▸ **WHAT IS NEEDED**
If an entry includes an image, drop the image and copy the rest verbatim.

+===+

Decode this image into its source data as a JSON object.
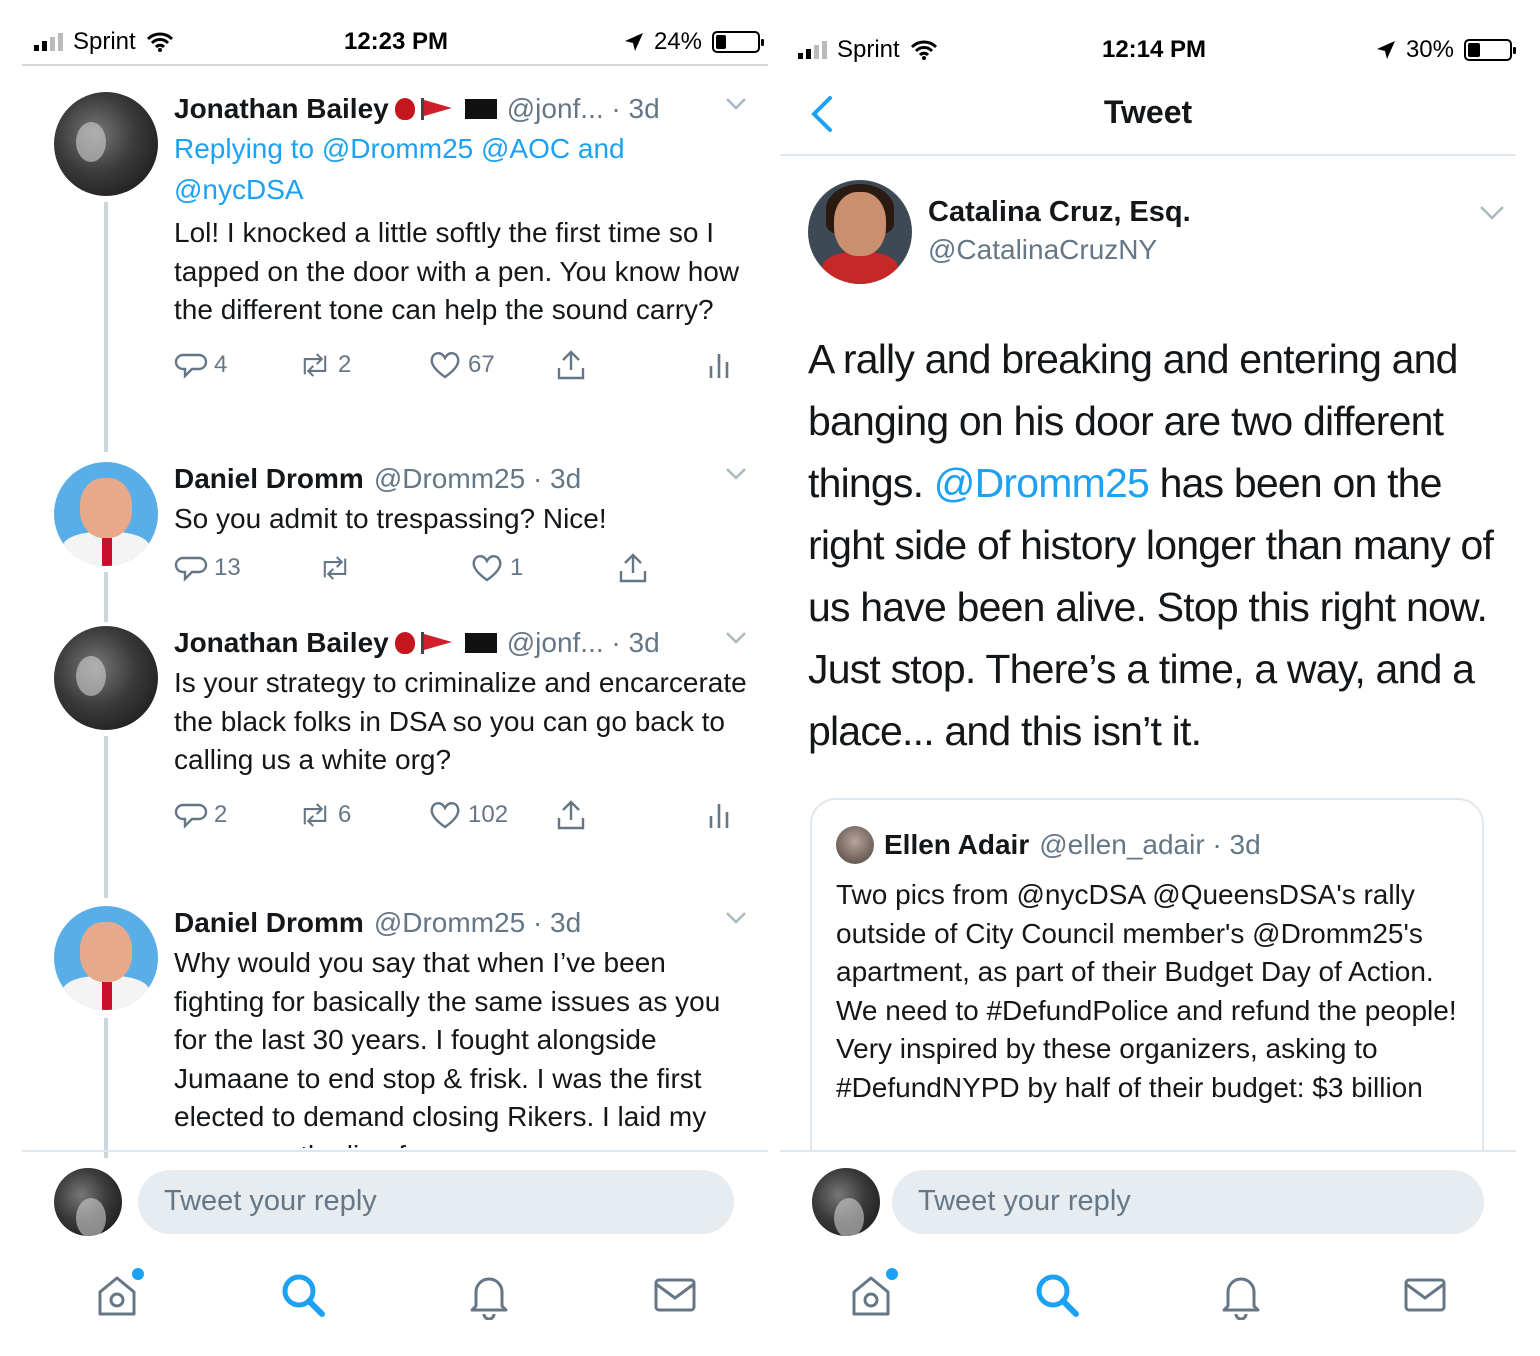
{
  "left": {
    "status": {
      "carrier": "Sprint",
      "time": "12:23 PM",
      "battery": "24%",
      "battery_level": 0.24
    },
    "tweets": [
      {
        "name": "Jonathan Bailey",
        "handle": "@jonf... · 3d",
        "reply_to_prefix": "Replying to ",
        "reply_to_users": "@Dromm25 @AOC",
        "reply_to_and": " and",
        "reply_to_last": "@nycDSA",
        "text": "Lol! I knocked a little softly the first time so I tapped on the door with a pen. You know how the different tone can help the sound carry?",
        "replies": "4",
        "retweets": "2",
        "likes": "67"
      },
      {
        "name": "Daniel Dromm",
        "handle": "@Dromm25 · 3d",
        "text": "So you admit to trespassing? Nice!",
        "replies": "13",
        "retweets": "",
        "likes": "1"
      },
      {
        "name": "Jonathan Bailey",
        "handle": "@jonf... · 3d",
        "text": "Is your strategy to criminalize and encarcerate the black folks in DSA so you can go back to calling us a white org?",
        "replies": "2",
        "retweets": "6",
        "likes": "102"
      },
      {
        "name": "Daniel Dromm",
        "handle": "@Dromm25 · 3d",
        "text": "Why would you say that when I’ve been fighting for basically the same issues as you for the last 30 years. I fought alongside Jumaane to end stop & frisk. I was the first elected to demand closing Rikers. I laid my career on the line for"
      }
    ],
    "composer": {
      "placeholder": "Tweet your reply"
    }
  },
  "right": {
    "status": {
      "carrier": "Sprint",
      "time": "12:14 PM",
      "battery": "30%",
      "battery_level": 0.3
    },
    "nav_title": "Tweet",
    "main": {
      "name": "Catalina Cruz, Esq.",
      "handle": "@CatalinaCruzNY",
      "text_before": "A rally and breaking and entering and banging on his door are two different things. ",
      "mention": "@Dromm25",
      "text_after": " has been on the right side of history longer than many of us have been alive. Stop this right now. Just stop. There’s a time, a way, and a place... and this isn’t it."
    },
    "quote": {
      "name": "Ellen Adair",
      "handle": "@ellen_adair · 3d",
      "text": "Two pics from @nycDSA @QueensDSA's rally outside of City Council member's @Dromm25's apartment, as part of their Budget Day of Action. We need to #DefundPolice and refund the people! Very inspired by these organizers, asking to #DefundNYPD by half of their budget: $3 billion"
    },
    "composer": {
      "placeholder": "Tweet your reply"
    }
  },
  "tabs": [
    "home-icon",
    "search-icon",
    "notifications-icon",
    "messages-icon"
  ],
  "colors": {
    "accent": "#1da1f2",
    "text": "#14171a",
    "muted": "#657786"
  }
}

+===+

▸ **ANSWER BELOW**
Decode this image into its source data as a JSON object.
{
  "left": {
    "status": {
      "carrier": "Sprint",
      "time": "12:23 PM",
      "battery": "24%",
      "battery_level": 0.24
    },
    "tweets": [
      {
        "name": "Jonathan Bailey",
        "handle": "@jonf... · 3d",
        "reply_to_prefix": "Replying to ",
        "reply_to_users": "@Dromm25 @AOC",
        "reply_to_and": " and",
        "reply_to_last": "@nycDSA",
        "text": "Lol! I knocked a little softly the first time so I tapped on the door with a pen. You know how the different tone can help the sound carry?",
        "replies": "4",
        "retweets": "2",
        "likes": "67"
      },
      {
        "name": "Daniel Dromm",
        "handle": "@Dromm25 · 3d",
        "text": "So you admit to trespassing? Nice!",
        "replies": "13",
        "retweets": "",
        "likes": "1"
      },
      {
        "name": "Jonathan Bailey",
        "handle": "@jonf... · 3d",
        "text": "Is your strategy to criminalize and encarcerate the black folks in DSA so you can go back to calling us a white org?",
        "replies": "2",
        "retweets": "6",
        "likes": "102"
      },
      {
        "name": "Daniel Dromm",
        "handle": "@Dromm25 · 3d",
        "text": "Why would you say that when I’ve been fighting for basically the same issues as you for the last 30 years. I fought alongside Jumaane to end stop & frisk. I was the first elected to demand closing Rikers. I laid my career on the line for"
      }
    ],
    "composer": {
      "placeholder": "Tweet your reply"
    }
  },
  "right": {
    "status": {
      "carrier": "Sprint",
      "time": "12:14 PM",
      "battery": "30%",
      "battery_level": 0.3
    },
    "nav_title": "Tweet",
    "main": {
      "name": "Catalina Cruz, Esq.",
      "handle": "@CatalinaCruzNY",
      "text_before": "A rally and breaking and entering and banging on his door are two different things. ",
      "mention": "@Dromm25",
      "text_after": " has been on the right side of history longer than many of us have been alive. Stop this right now. Just stop. There’s a time, a way, and a place... and this isn’t it."
    },
    "quote": {
      "name": "Ellen Adair",
      "handle": "@ellen_adair · 3d",
      "text": "Two pics from @nycDSA @QueensDSA's rally outside of City Council member's @Dromm25's apartment, as part of their Budget Day of Action. We need to #DefundPolice and refund the people! Very inspired by these organizers, asking to #DefundNYPD by half of their budget: $3 billion"
    },
    "composer": {
      "placeholder": "Tweet your reply"
    }
  },
  "tabs": [
    "home-icon",
    "search-icon",
    "notifications-icon",
    "messages-icon"
  ],
  "colors": {
    "accent": "#1da1f2",
    "text": "#14171a",
    "muted": "#657786"
  }
}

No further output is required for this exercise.